## [Aim of the task]
Copy every entry exactly as it stands, though any image it holds should stay out of the copy.

------------------------------

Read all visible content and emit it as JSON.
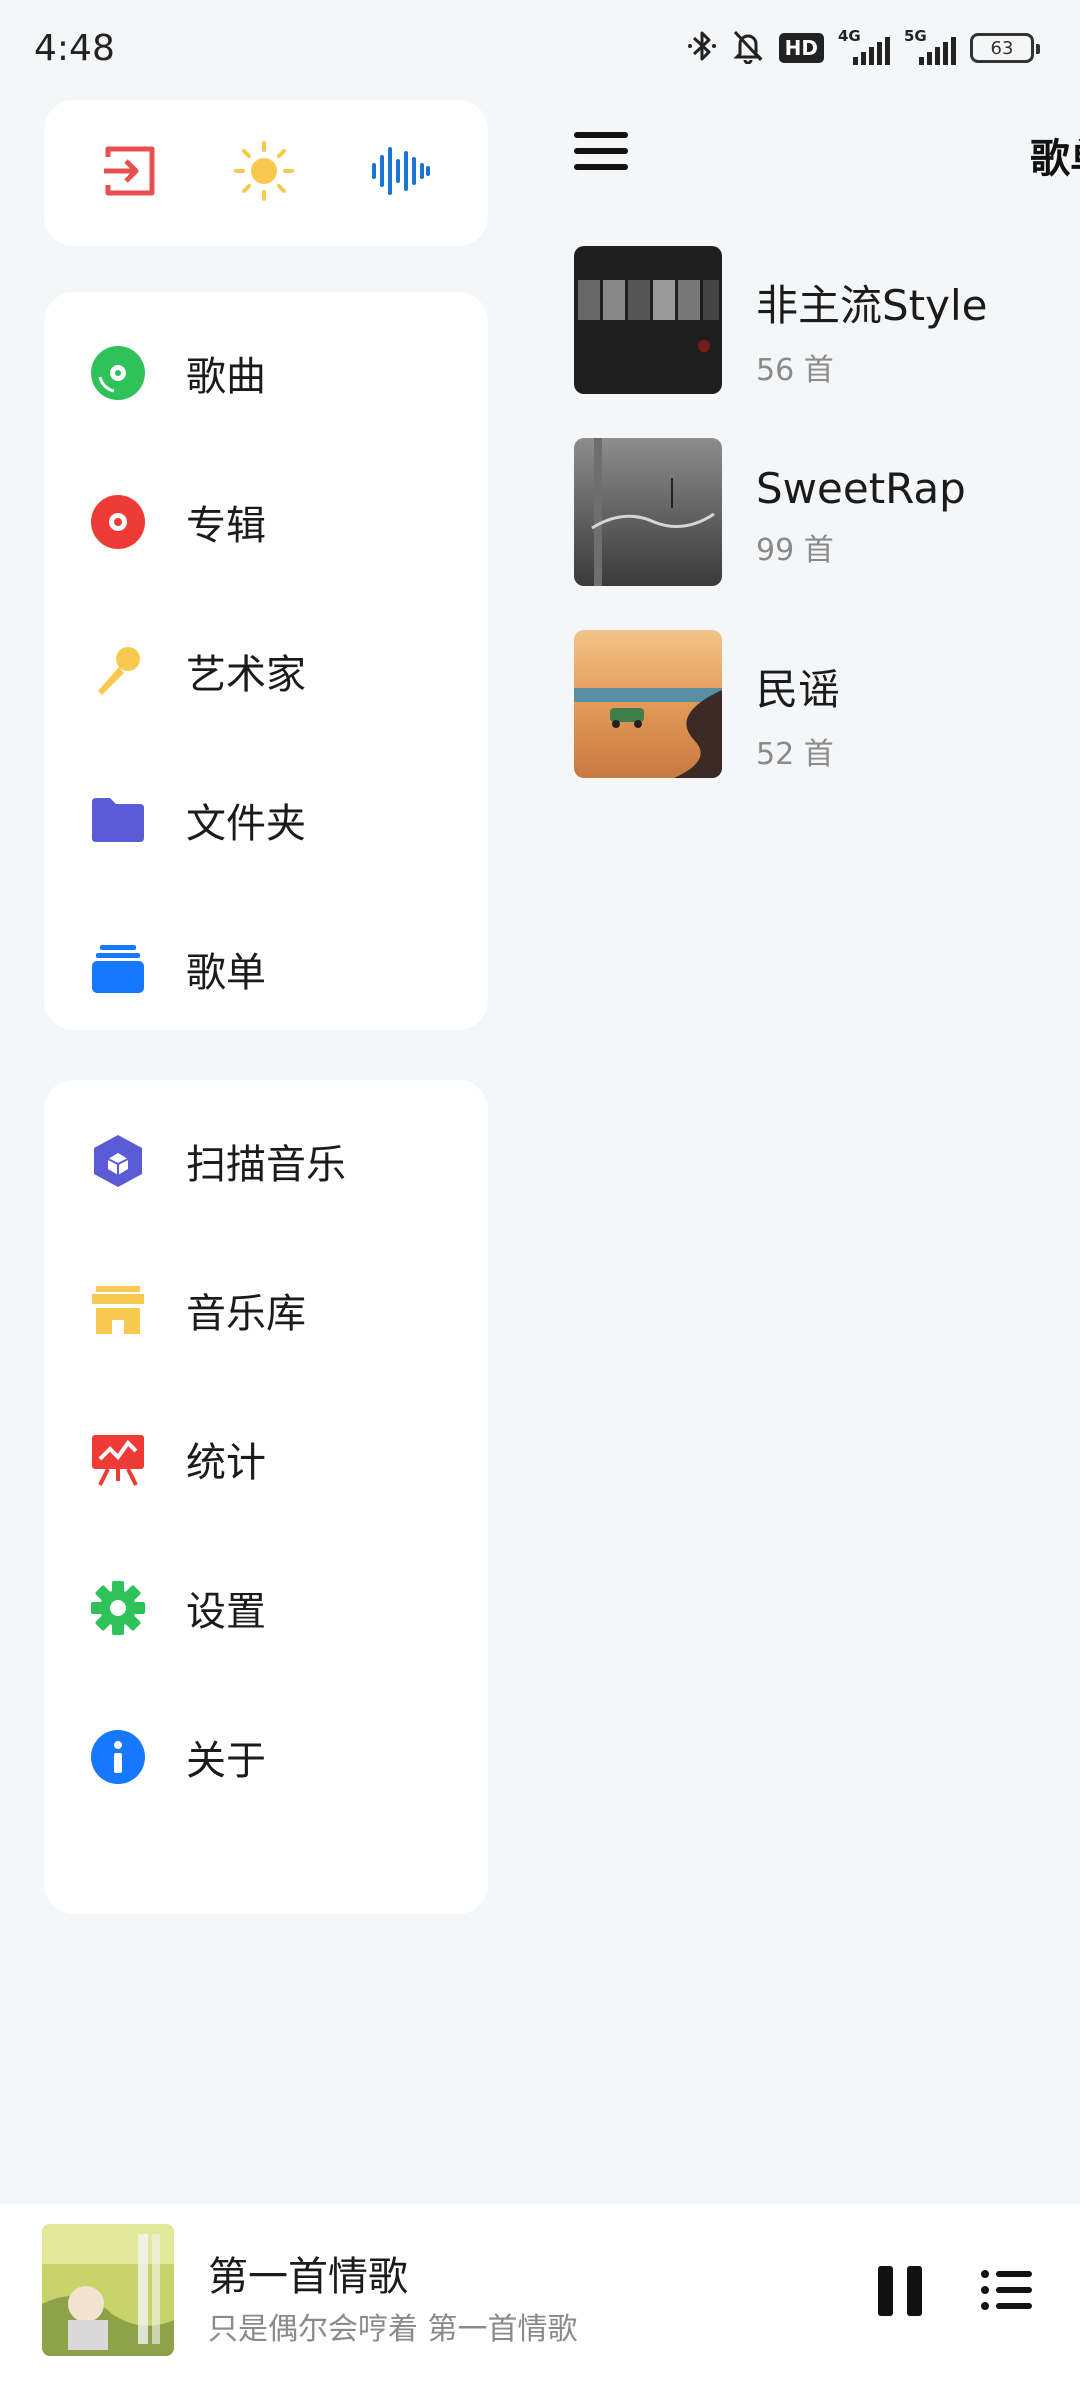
{
  "status_bar": {
    "time": "4:48",
    "hd_label": "HD",
    "net1_label": "4G",
    "net2_label": "5G",
    "battery": "63"
  },
  "drawer": {
    "quick_actions": [
      "exit-icon",
      "sun-icon",
      "waveform-icon"
    ],
    "nav_primary": [
      {
        "label": "歌曲",
        "icon": "song-disc-icon",
        "color": "#2fc25b"
      },
      {
        "label": "专辑",
        "icon": "album-disc-icon",
        "color": "#ef3b36"
      },
      {
        "label": "艺术家",
        "icon": "microphone-icon",
        "color": "#f9c850"
      },
      {
        "label": "文件夹",
        "icon": "folder-icon",
        "color": "#5c5bd6"
      },
      {
        "label": "歌单",
        "icon": "playlist-stack-icon",
        "color": "#1677ff"
      }
    ],
    "nav_secondary": [
      {
        "label": "扫描音乐",
        "icon": "scan-cube-icon",
        "color": "#5c5bd6"
      },
      {
        "label": "音乐库",
        "icon": "store-icon",
        "color": "#f9c850"
      },
      {
        "label": "统计",
        "icon": "chart-board-icon",
        "color": "#ef3b36"
      },
      {
        "label": "设置",
        "icon": "gear-icon",
        "color": "#2fc25b"
      },
      {
        "label": "关于",
        "icon": "info-icon",
        "color": "#1677ff"
      }
    ]
  },
  "main": {
    "title": "歌单",
    "playlists": [
      {
        "name": "非主流Style",
        "count": "56 首"
      },
      {
        "name": "SweetRap",
        "count": "99 首"
      },
      {
        "name": "民谣",
        "count": "52 首"
      }
    ]
  },
  "player": {
    "song": "第一首情歌",
    "lyric": "只是偶尔会哼着 第一首情歌"
  }
}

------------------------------

## [Result]
Read all visible content and emit it as JSON.
{
  "status_bar": {
    "time": "4:48",
    "hd_label": "HD",
    "net1_label": "4G",
    "net2_label": "5G",
    "battery": "63"
  },
  "drawer": {
    "quick_actions": [
      "exit-icon",
      "sun-icon",
      "waveform-icon"
    ],
    "nav_primary": [
      {
        "label": "歌曲",
        "icon": "song-disc-icon",
        "color": "#2fc25b"
      },
      {
        "label": "专辑",
        "icon": "album-disc-icon",
        "color": "#ef3b36"
      },
      {
        "label": "艺术家",
        "icon": "microphone-icon",
        "color": "#f9c850"
      },
      {
        "label": "文件夹",
        "icon": "folder-icon",
        "color": "#5c5bd6"
      },
      {
        "label": "歌单",
        "icon": "playlist-stack-icon",
        "color": "#1677ff"
      }
    ],
    "nav_secondary": [
      {
        "label": "扫描音乐",
        "icon": "scan-cube-icon",
        "color": "#5c5bd6"
      },
      {
        "label": "音乐库",
        "icon": "store-icon",
        "color": "#f9c850"
      },
      {
        "label": "统计",
        "icon": "chart-board-icon",
        "color": "#ef3b36"
      },
      {
        "label": "设置",
        "icon": "gear-icon",
        "color": "#2fc25b"
      },
      {
        "label": "关于",
        "icon": "info-icon",
        "color": "#1677ff"
      }
    ]
  },
  "main": {
    "title": "歌单",
    "playlists": [
      {
        "name": "非主流Style",
        "count": "56 首"
      },
      {
        "name": "SweetRap",
        "count": "99 首"
      },
      {
        "name": "民谣",
        "count": "52 首"
      }
    ]
  },
  "player": {
    "song": "第一首情歌",
    "lyric": "只是偶尔会哼着 第一首情歌"
  }
}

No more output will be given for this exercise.